Task statement: Would you please copy each line below that includes the string "time"?

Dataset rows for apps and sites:
•••••

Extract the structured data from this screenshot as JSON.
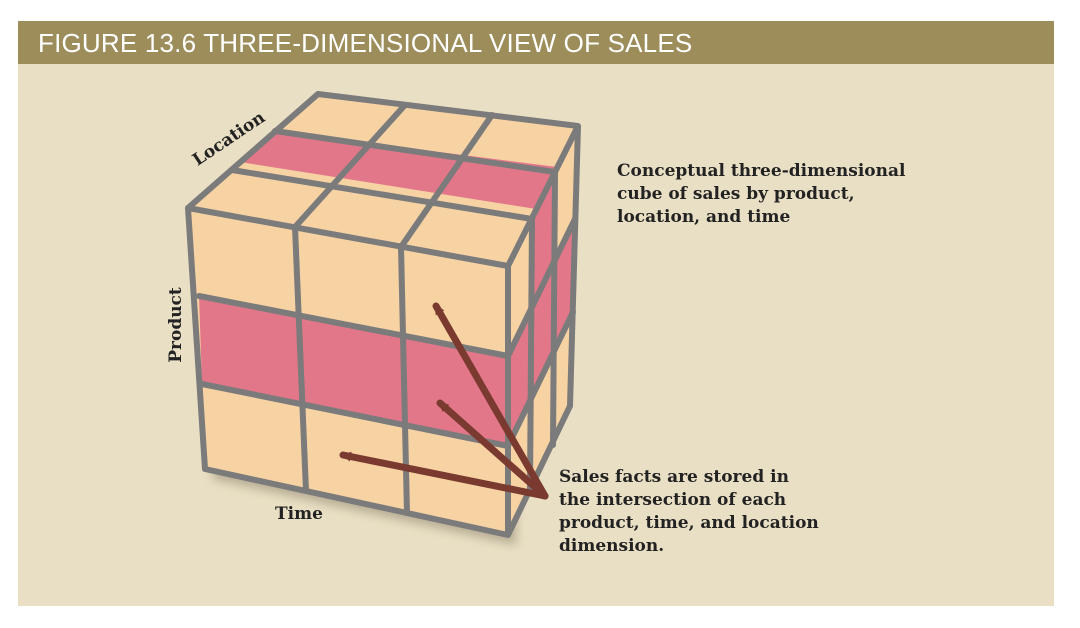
{
  "figure": {
    "title": "FIGURE 13.6  THREE-DIMENSIONAL VIEW OF SALES"
  },
  "axes": {
    "location": "Location",
    "product": "Product",
    "time": "Time"
  },
  "callouts": {
    "cube_description": [
      "Conceptual three-dimensional",
      "cube of sales by product,",
      "location, and time"
    ],
    "sales_facts": [
      "Sales facts are stored in",
      "the intersection of each",
      "product, time, and location",
      "dimension."
    ]
  },
  "colors": {
    "title_bar": "#9c8d5a",
    "panel_background": "#e9dfc4",
    "cell_peach": "#f7d3a4",
    "cell_pink": "#e3778a",
    "grid_line": "#7b7b7b",
    "arrow": "#7a3a30"
  }
}
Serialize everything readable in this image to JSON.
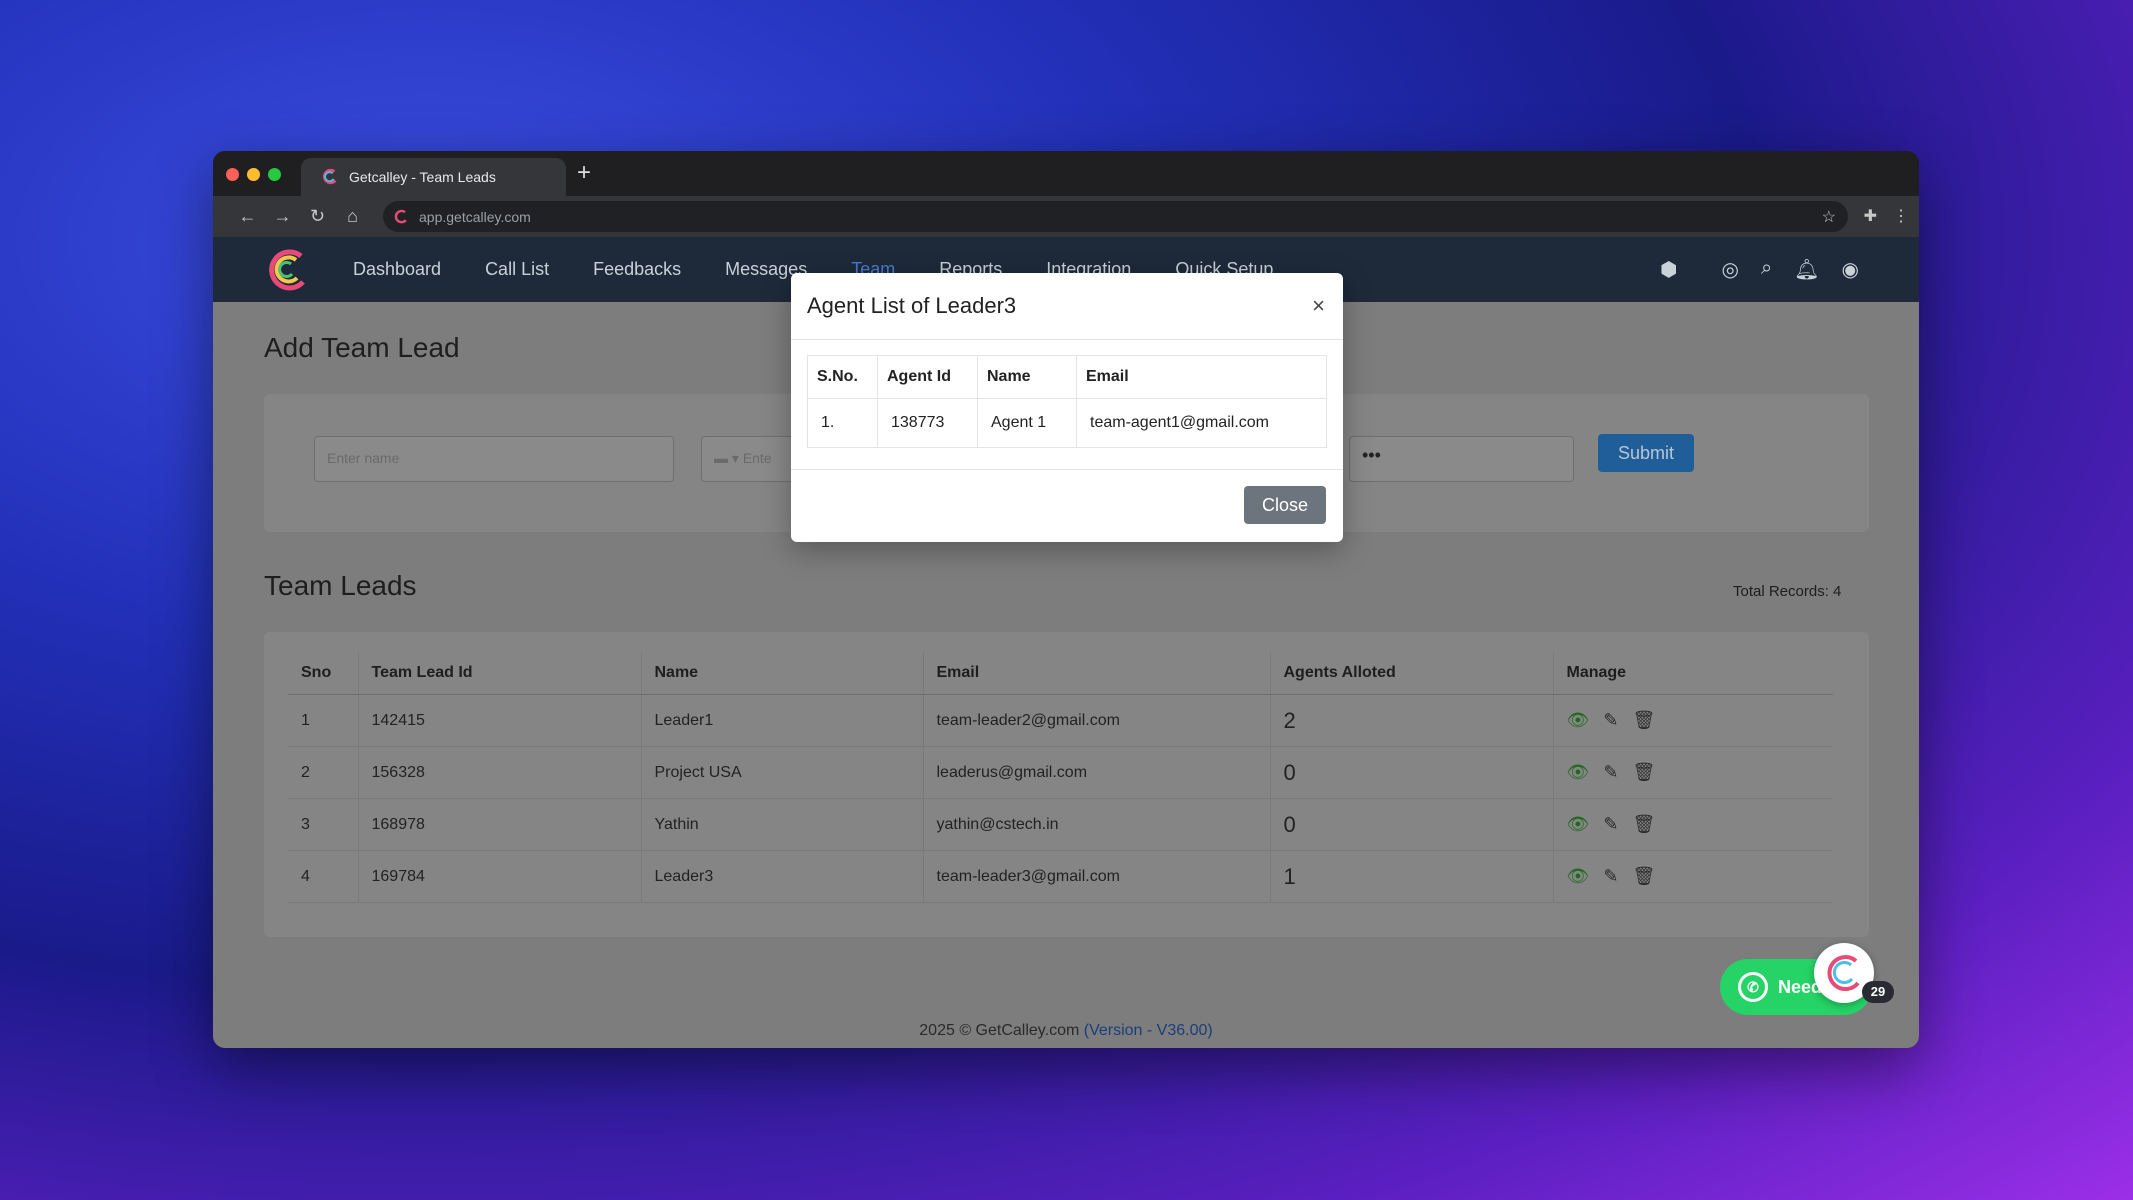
{
  "browser": {
    "tab_title": "Getcalley - Team Leads",
    "url": "app.getcalley.com"
  },
  "nav": {
    "links": [
      "Dashboard",
      "Call List",
      "Feedbacks",
      "Messages",
      "Team",
      "Reports",
      "Integration",
      "Quick Setup"
    ],
    "active_index": 4,
    "icons": [
      "android-icon",
      "apple-icon",
      "support-icon",
      "search-icon",
      "bell-icon",
      "user-icon"
    ]
  },
  "form": {
    "title": "Add Team Lead",
    "name_placeholder": "Enter name",
    "phone_placeholder": "Ente",
    "password_value": "•••",
    "submit_label": "Submit"
  },
  "team": {
    "title": "Team Leads",
    "total_records": "Total Records: 4",
    "columns": [
      "Sno",
      "Team Lead Id",
      "Name",
      "Email",
      "Agents Alloted",
      "Manage"
    ],
    "rows": [
      {
        "sno": "1",
        "id": "142415",
        "name": "Leader1",
        "email": "team-leader2@gmail.com",
        "agents": "2"
      },
      {
        "sno": "2",
        "id": "156328",
        "name": "Project USA",
        "email": "leaderus@gmail.com",
        "agents": "0"
      },
      {
        "sno": "3",
        "id": "168978",
        "name": "Yathin",
        "email": "yathin@cstech.in",
        "agents": "0"
      },
      {
        "sno": "4",
        "id": "169784",
        "name": "Leader3",
        "email": "team-leader3@gmail.com",
        "agents": "1"
      }
    ]
  },
  "footer": {
    "text": "2025 © GetCalley.com",
    "version": "(Version - V36.00)"
  },
  "modal": {
    "title": "Agent List of Leader3",
    "close_x": "×",
    "columns": [
      "S.No.",
      "Agent Id",
      "Name",
      "Email"
    ],
    "rows": [
      {
        "sno": "1.",
        "id": "138773",
        "name": "Agent 1",
        "email": "team-agent1@gmail.com"
      }
    ],
    "close_label": "Close"
  },
  "widget": {
    "label": "Need",
    "badge": "29"
  },
  "colors": {
    "accent": "#1f5e99",
    "nav_bg": "#1e2a3a",
    "whatsapp": "#25d366"
  }
}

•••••

Exercise result:
    "time": "Time"
      "location, and time"
      "product, time, and location",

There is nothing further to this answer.